  • Easy-to-use thanks to Apple’s unique approach to design.
  • Offers a full range of features for its magnetic timeline-based editing with complete control of audio, video, transitions, and basic effects.
  • Streamlines workflows with other Apple products like Logic Pro.
  • Exports high quality videos for a variety of uses, especially web-based uploads.
  • Supports third-party plugins for other technical features and controls.


  • Ramp-up time is longer than starting out with iMovie or other beginner programs.
  • Slower editing tool compared to iMovie which prioritizes speed and ease-of-use (mostly because it is often performing more advanced functions).
  • Lacks higher-end compositing controls and isn’t quite as compatible with VFX programs like Adobe After Effects.
  • Doesn’t include a mobile video editing app option, although you can get creative with transferring files to other mobile-friendly programs.
  • Expensive compared to free options (and against Adobe’s Creative Cloud subscription which includes many other programs).

Price: $299 (Free trial offered)

Which is better to edit videos?



Now that we’ve gone over the pros and cons in this iMovie vs Final Cut debate, we can get to the crux of the question at hand: Which program is better for editing videos?
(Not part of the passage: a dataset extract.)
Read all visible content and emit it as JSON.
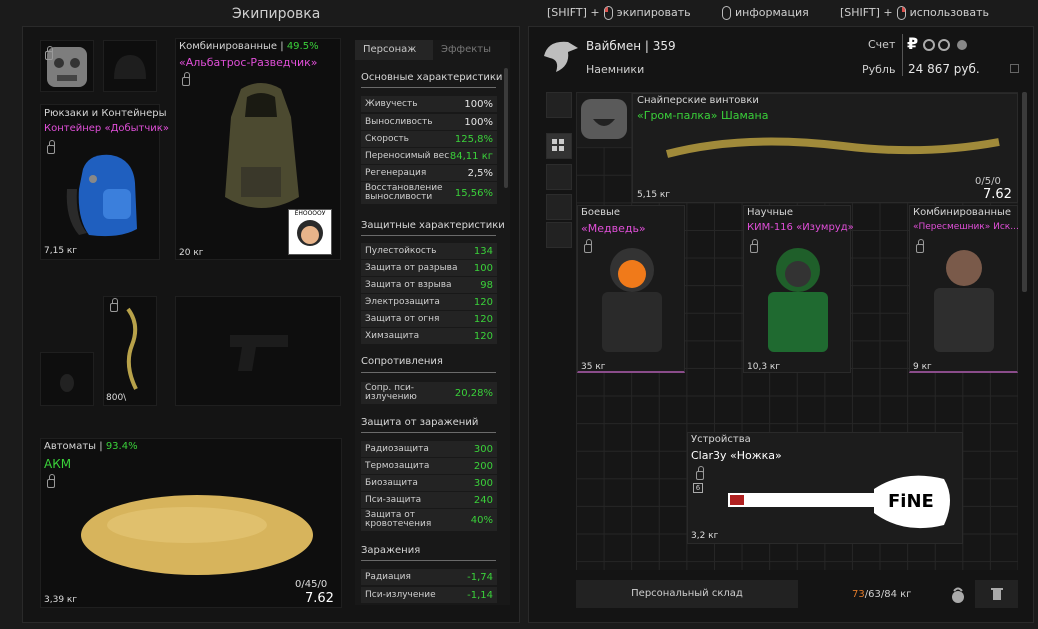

The answer is going to come down to a few factors — namely, what kind of videos are you looking to edit?

It would be easy to make a blanket iMovie vs Final Cut statement that Final Cut Pro is the superior (if admittedly less accessible and more expensive) option, or that iMovie is the lesser (but easier-to-use and free) option. 

But instead of doing that, let’s go through a few different examples of types of projects and see which program might be better for these different editing scenarios.

  • Basic YouTube videos: iMovie
  • Vlog-style content: iMovie
  • Twitch streaming or podcasts: iMovie
  • Smartphone-shot videos: iMovie
  • Commercial or corporate videos: Final Cut Pro
  • Wedding or event films: Final Cut Pro
  • Music videos or creative shorts: Final Cut Pro
  • Narrative films (shorts or features): Final Cut Pro

As you can see, a trend begins to emerge when you look at how both iMovie and Final Cut could be considered great video editing program options on a case-by-case basis. 

Basically, anytime you’re going to need more professional results (and you have time to learn more advanced editing features), it will make sense to invest in Final Cut Pro.

However, don’t knock iMovie for its simplicity as a basic video editor. For many YouTube or online-focused types of video content, iMovie still offers a way to create high quality videos. There’s really no reason to abandon iMovie just because you’re told it’s “for beginners.” 

And since it’s free and already installed on Mac devices, if you’re already using an Apple computer then it never hurts to try out iMovie and see how it works for your own video editing needs and workflows.

Other video editing software and resources to consider

As we mentioned above, outside of iMovie and Final Cut Pro there is a whole world of other free, easy-to-use, and much more advanced options to consider as well. So, before you make your decision, it might be helpful to do a bit more research into comparisons between options like DaVinci Resolve vs Premiere Pro, or Premiere Pro vs After Effects.

From there, if you’d like to dive even deeper into the world of video editing, including other breakdowns and tutorials, check out these additional articles from the Soundstripe blog: